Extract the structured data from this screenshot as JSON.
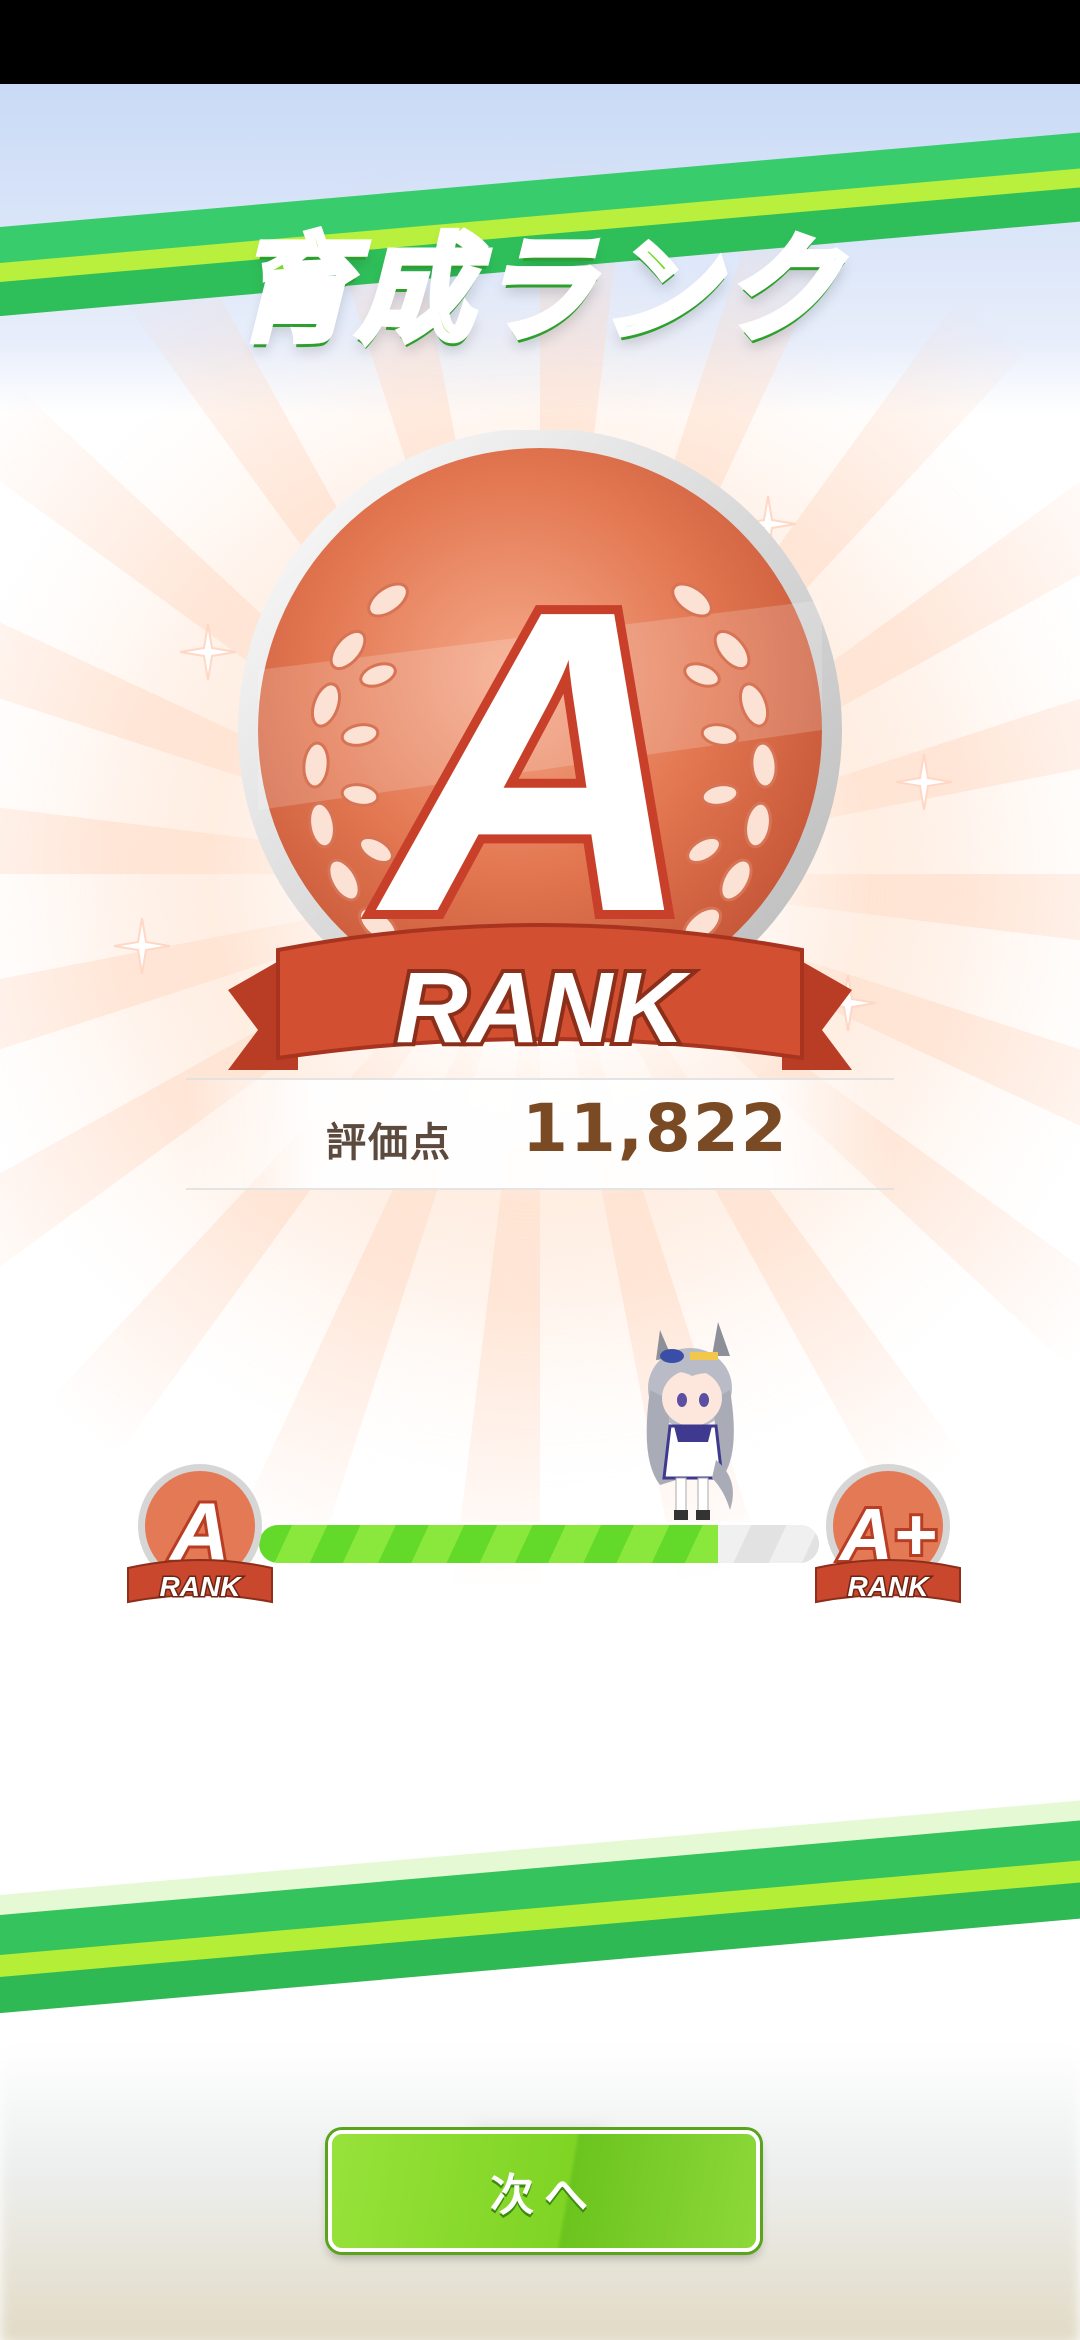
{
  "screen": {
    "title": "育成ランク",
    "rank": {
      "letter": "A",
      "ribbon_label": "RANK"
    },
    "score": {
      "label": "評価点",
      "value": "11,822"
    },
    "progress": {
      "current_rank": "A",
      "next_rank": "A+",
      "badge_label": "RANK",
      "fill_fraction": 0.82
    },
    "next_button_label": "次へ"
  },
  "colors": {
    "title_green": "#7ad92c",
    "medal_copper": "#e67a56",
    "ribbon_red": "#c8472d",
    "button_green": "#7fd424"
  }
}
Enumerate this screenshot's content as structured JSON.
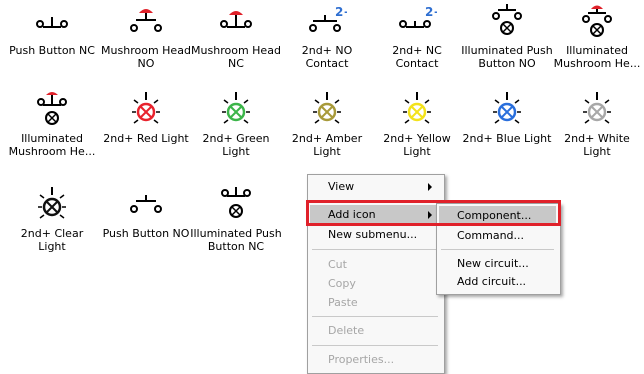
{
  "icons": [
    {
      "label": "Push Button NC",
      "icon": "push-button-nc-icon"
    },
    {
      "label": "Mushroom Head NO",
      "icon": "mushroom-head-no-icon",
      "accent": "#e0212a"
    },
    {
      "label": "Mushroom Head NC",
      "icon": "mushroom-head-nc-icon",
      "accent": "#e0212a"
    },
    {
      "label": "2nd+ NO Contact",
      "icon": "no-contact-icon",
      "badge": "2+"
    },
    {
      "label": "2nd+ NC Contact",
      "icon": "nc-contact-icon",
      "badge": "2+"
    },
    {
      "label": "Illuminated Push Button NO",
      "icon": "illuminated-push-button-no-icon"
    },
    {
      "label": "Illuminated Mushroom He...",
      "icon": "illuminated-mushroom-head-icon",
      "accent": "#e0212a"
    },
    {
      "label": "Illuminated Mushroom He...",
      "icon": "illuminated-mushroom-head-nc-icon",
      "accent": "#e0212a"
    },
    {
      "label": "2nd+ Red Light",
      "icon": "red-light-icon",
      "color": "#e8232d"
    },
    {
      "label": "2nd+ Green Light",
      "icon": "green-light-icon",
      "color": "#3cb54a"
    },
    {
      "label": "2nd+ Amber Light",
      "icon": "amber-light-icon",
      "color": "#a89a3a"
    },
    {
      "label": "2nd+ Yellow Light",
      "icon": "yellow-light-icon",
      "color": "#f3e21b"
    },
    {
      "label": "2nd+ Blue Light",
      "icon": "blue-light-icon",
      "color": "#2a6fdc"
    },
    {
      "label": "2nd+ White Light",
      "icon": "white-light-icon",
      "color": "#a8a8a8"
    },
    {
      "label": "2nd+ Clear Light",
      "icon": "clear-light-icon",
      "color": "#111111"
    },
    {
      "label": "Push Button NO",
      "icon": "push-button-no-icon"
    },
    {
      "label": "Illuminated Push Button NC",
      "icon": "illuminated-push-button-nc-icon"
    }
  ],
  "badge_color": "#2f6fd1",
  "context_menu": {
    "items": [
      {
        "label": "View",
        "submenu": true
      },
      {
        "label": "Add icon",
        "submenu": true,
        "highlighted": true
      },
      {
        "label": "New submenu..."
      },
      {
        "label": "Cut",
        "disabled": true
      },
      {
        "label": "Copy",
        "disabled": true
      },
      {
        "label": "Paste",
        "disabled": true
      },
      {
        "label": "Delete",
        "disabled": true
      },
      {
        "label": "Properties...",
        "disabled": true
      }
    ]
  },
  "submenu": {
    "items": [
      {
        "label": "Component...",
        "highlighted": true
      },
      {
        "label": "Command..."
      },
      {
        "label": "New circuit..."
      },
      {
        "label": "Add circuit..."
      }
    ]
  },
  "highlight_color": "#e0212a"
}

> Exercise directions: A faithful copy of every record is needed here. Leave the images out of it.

> The answer:
Extract the structured data from this screenshot as JSON.
{
  "screen": {
    "title": "育成ランク",
    "rank": {
      "letter": "A",
      "ribbon_label": "RANK"
    },
    "score": {
      "label": "評価点",
      "value": "11,822"
    },
    "progress": {
      "current_rank": "A",
      "next_rank": "A+",
      "badge_label": "RANK",
      "fill_fraction": 0.82
    },
    "next_button_label": "次へ"
  },
  "colors": {
    "title_green": "#7ad92c",
    "medal_copper": "#e67a56",
    "ribbon_red": "#c8472d",
    "button_green": "#7fd424"
  }
}
Enumerate this screenshot's content as structured JSON.
{
  "icons": [
    {
      "label": "Push Button NC",
      "icon": "push-button-nc-icon"
    },
    {
      "label": "Mushroom Head NO",
      "icon": "mushroom-head-no-icon",
      "accent": "#e0212a"
    },
    {
      "label": "Mushroom Head NC",
      "icon": "mushroom-head-nc-icon",
      "accent": "#e0212a"
    },
    {
      "label": "2nd+ NO Contact",
      "icon": "no-contact-icon",
      "badge": "2+"
    },
    {
      "label": "2nd+ NC Contact",
      "icon": "nc-contact-icon",
      "badge": "2+"
    },
    {
      "label": "Illuminated Push Button NO",
      "icon": "illuminated-push-button-no-icon"
    },
    {
      "label": "Illuminated Mushroom He...",
      "icon": "illuminated-mushroom-head-icon",
      "accent": "#e0212a"
    },
    {
      "label": "Illuminated Mushroom He...",
      "icon": "illuminated-mushroom-head-nc-icon",
      "accent": "#e0212a"
    },
    {
      "label": "2nd+ Red Light",
      "icon": "red-light-icon",
      "color": "#e8232d"
    },
    {
      "label": "2nd+ Green Light",
      "icon": "green-light-icon",
      "color": "#3cb54a"
    },
    {
      "label": "2nd+ Amber Light",
      "icon": "amber-light-icon",
      "color": "#a89a3a"
    },
    {
      "label": "2nd+ Yellow Light",
      "icon": "yellow-light-icon",
      "color": "#f3e21b"
    },
    {
      "label": "2nd+ Blue Light",
      "icon": "blue-light-icon",
      "color": "#2a6fdc"
    },
    {
      "label": "2nd+ White Light",
      "icon": "white-light-icon",
      "color": "#a8a8a8"
    },
    {
      "label": "2nd+ Clear Light",
      "icon": "clear-light-icon",
      "color": "#111111"
    },
    {
      "label": "Push Button NO",
      "icon": "push-button-no-icon"
    },
    {
      "label": "Illuminated Push Button NC",
      "icon": "illuminated-push-button-nc-icon"
    }
  ],
  "badge_color": "#2f6fd1",
  "context_menu": {
    "items": [
      {
        "label": "View",
        "submenu": true
      },
      {
        "label": "Add icon",
        "submenu": true,
        "highlighted": true
      },
      {
        "label": "New submenu..."
      },
      {
        "label": "Cut",
        "disabled": true
      },
      {
        "label": "Copy",
        "disabled": true
      },
      {
        "label": "Paste",
        "disabled": true
      },
      {
        "label": "Delete",
        "disabled": true
      },
      {
        "label": "Properties...",
        "disabled": true
      }
    ]
  },
  "submenu": {
    "items": [
      {
        "label": "Component...",
        "highlighted": true
      },
      {
        "label": "Command..."
      },
      {
        "label": "New circuit..."
      },
      {
        "label": "Add circuit..."
      }
    ]
  },
  "highlight_color": "#e0212a"
}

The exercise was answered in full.